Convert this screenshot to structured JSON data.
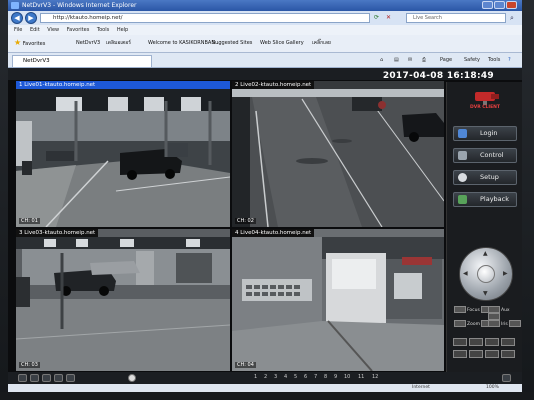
{
  "window": {
    "title": "NetDvrV3 - Windows Internet Explorer"
  },
  "address_bar": {
    "url": "http://ktauto.homeip.net/",
    "search_placeholder": "Live Search"
  },
  "menu": [
    "File",
    "Edit",
    "View",
    "Favorites",
    "Tools",
    "Help"
  ],
  "favorites_bar": {
    "label": "Favorites",
    "items": [
      "NetDvrV3",
      "เดลิมอเตอร์",
      "Welcome to KASIKORNBAN...",
      "Suggested Sites",
      "Web Slice Gallery",
      "เคลิ๊กเลย"
    ]
  },
  "tab": {
    "title": "NetDvrV3"
  },
  "command_bar": {
    "page": "Page",
    "safety": "Safety",
    "tools": "Tools"
  },
  "nvr": {
    "datetime": "2017-04-08 16:18:49",
    "cameras": [
      {
        "label": "1 Live01-ktauto.homeip.net",
        "selected": true
      },
      {
        "label": "2 Live02-ktauto.homeip.net",
        "selected": false
      },
      {
        "label": "3 Live03-ktauto.homeip.net",
        "selected": false
      },
      {
        "label": "4 Live04-ktauto.homeip.net",
        "selected": false
      }
    ],
    "channel_badges": [
      "CH: 01",
      "CH: 02",
      "CH: 03",
      "CH: 04"
    ],
    "logo_text": "DVR CLIENT",
    "buttons": {
      "login": "Login",
      "control": "Control",
      "setup": "Setup",
      "playback": "Playback"
    },
    "ptz": {
      "focus": "Focus",
      "aux": "Aux",
      "zoom": "Zoom",
      "iris": "Iris"
    },
    "pages": [
      "1",
      "2",
      "3",
      "4",
      "5",
      "6",
      "7",
      "8",
      "9",
      "10",
      "11",
      "12"
    ]
  },
  "status": {
    "zone": "Internet",
    "zoom": "100%"
  }
}
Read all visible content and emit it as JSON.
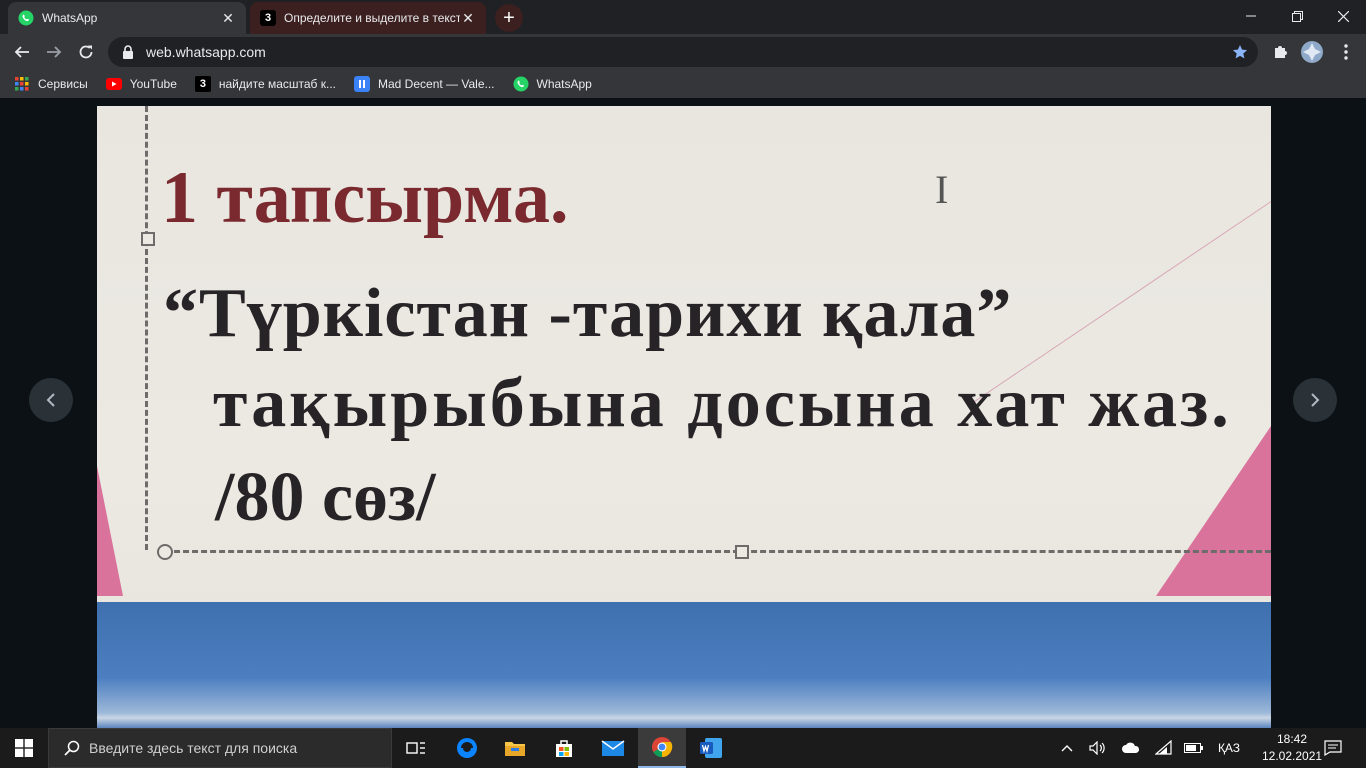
{
  "browser": {
    "tabs": [
      {
        "label": "WhatsApp",
        "active": true,
        "icon": "whatsapp-icon"
      },
      {
        "label": "Определите и выделите в текст",
        "active": false,
        "icon": "znanija-icon",
        "icon_text": "3"
      }
    ],
    "new_tab_symbol": "+",
    "window_controls": {
      "minimize": "—",
      "maximize": "❐",
      "close": "✕"
    },
    "url": "web.whatsapp.com",
    "bookmarks": [
      {
        "label": "Сервисы",
        "icon": "apps-grid-icon"
      },
      {
        "label": "YouTube",
        "icon": "youtube-icon"
      },
      {
        "label": "найдите масштаб к...",
        "icon": "znanija-icon",
        "icon_text": "3"
      },
      {
        "label": "Mad Decent — Vale...",
        "icon": "pause-icon"
      },
      {
        "label": "WhatsApp",
        "icon": "whatsapp-icon"
      }
    ]
  },
  "viewer": {
    "lines": [
      "1 тапсырма.",
      "“Түркістан -тарихи қала”",
      "тақырыбына досына хат жаз.",
      "/80 сөз/"
    ],
    "cursor_glyph": "I"
  },
  "taskbar": {
    "search_placeholder": "Введите здесь текст для поиска",
    "language": "ҚАЗ",
    "time": "18:42",
    "date": "12.02.2021"
  },
  "colors": {
    "whatsapp_green": "#25d366",
    "youtube_red": "#ff0000",
    "title_red": "#7a2a2f",
    "chrome_dark": "#202124",
    "toolbar": "#35363a"
  }
}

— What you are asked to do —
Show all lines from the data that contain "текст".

— Answer to this problem —
        "label": "Определите и выделите в текст",
    "search_placeholder": "Введите здесь текст для поиска",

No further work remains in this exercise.